Prevention is always better than cure. This
section outlines things you can do to help yourself to a healthier
heart. Even if you've already been diagnosed with heart disease,
making lifestyle changes can help you live a longer, healthier
and more enjoyable life.
Adopting a healthier lifestyle is not about
denying the things you enjoy, making vast changes such as
joining a gym, becoming a vegetarian or eating nothing but
'health foods'. Small, easily achievable adaptations such
as becoming more active in your everyday life and learning
to enjoy fresh, wholesome food can make a tremendous difference
to your wellbeing and improve the health of your heart.
Best of all, most of the steps outlined
improve several different risk factors. For example becoming
more active helps to reduce your blood pressure, improves
your cholesterol level and by boosting your metabolism, helps
control your weight - all of which can significantly reduce
your risk of coronary heart disease. Click on the links to
the right to find out more.
Being active is absolutely essential for
a healthy heart - for the simple reason that your heart is
a muscle. Even if you haven't been active for some time, your
heart can become stronger, so that it is able to pump more
efficiently giving you more stamina and greater energy.
Becoming more active will also improve the
ability of your body's tissues to extract oxygen from your
blood, help you maintain healthy levels of blood fats and
speed your metabolism.
First the good news: a moderate
amount of alcohol can help protect against coronary heart
disease. And the bad? Regular heavy drinking (more than the
number of recommended units), or binge drinking, can increase
your risk. There's no need to forego alcohol altogether -
but it is important to drink sensibly.
Always eat when you drink: take
a tip from the Mediterranean, and always have a meal or snack
when you drink.
Know your limits: To reduce the
risk of coronary heart disease, 1-2 units of alcohol, a day
can be taken. A unit is equal to half a pint of regular strength
beer or lager, one small glass of wine or a small (pub measure)
Watch your glass size: it can be
easy to exceed limits by using a bigger glass.
Mix and match: if you're at a party
or drinking socially, try to have a non-alcoholic drink for
every alcoholic drink you consume. Once you've consumed your
daily units drink only soft or non-alcoholic drinks.
One of the easiest and most enjoyable things
you can do for your heart is to start eating a healthier diet.
The best diet for a healthy heart is rich in fruit and vegetables

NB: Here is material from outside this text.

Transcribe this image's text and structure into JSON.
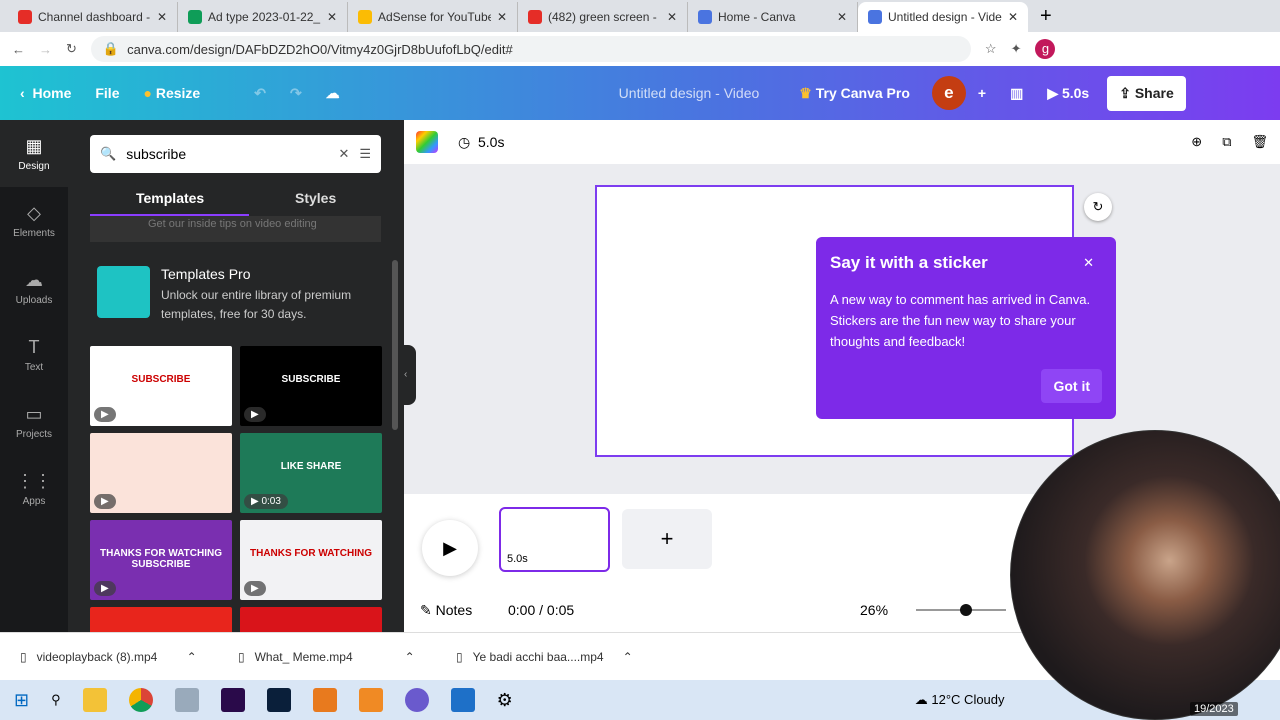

(at least 5 portions of fruit and vegetables per day), fibre,
unrefined carbohydrates such a wholegrain cereals and root
vegetables, and low in fatty, sugary foods.
The good news is that, unlike in the past,
when the emphasis was on avoiding certain foods, today the
emphasis is very firmly on choosing foods you can eat to improve
the health of your heart and blood vessels.
Rest and Relaxation
Anxiety and other reactions to stress can
affect the blood vessels and the heart and, although the role
of stress in coronary heart disease is controversial and thought
by some experts to be over-rated, it can certainly do you
no harm to learn to relax and manage stress more effectively.
All of us have to contend with major life
events from time to time such as a divorce, bereavement, job
loss or financial problems. However, there also a wide range
of everyday events (being stuck in traffic, a row with your
partner or a disagreement with someone at work) that can be
stressful - and these everyday irritations may be even more
stressful because they are constant.
One of the most important things you can
do to reduce your risk of heart disease is to stop smoking.
Smokers under age 50 are five times more likely to die of
coronary heart disease than non-smokers.
By stopping, you not only lower your risk
of heart disease but also help reduce your risk of lung diseases
such as cancer, emphysema and bronchitis.
The key to successful quitting is to pick
a method that is right for you. For example, if you are motivated
by other people and enjoy their company, you may find encouragement
and support by joining a group.
If you prefer to go it alone you may find
it helpful to buy a book or tape. Alternatively, you may find
it helpful to use a complementary therapy such as hypnosis,
acupuncture or homeopathy. There are also many aids your doctor
can prescribe - such as nicotine replacement therapy.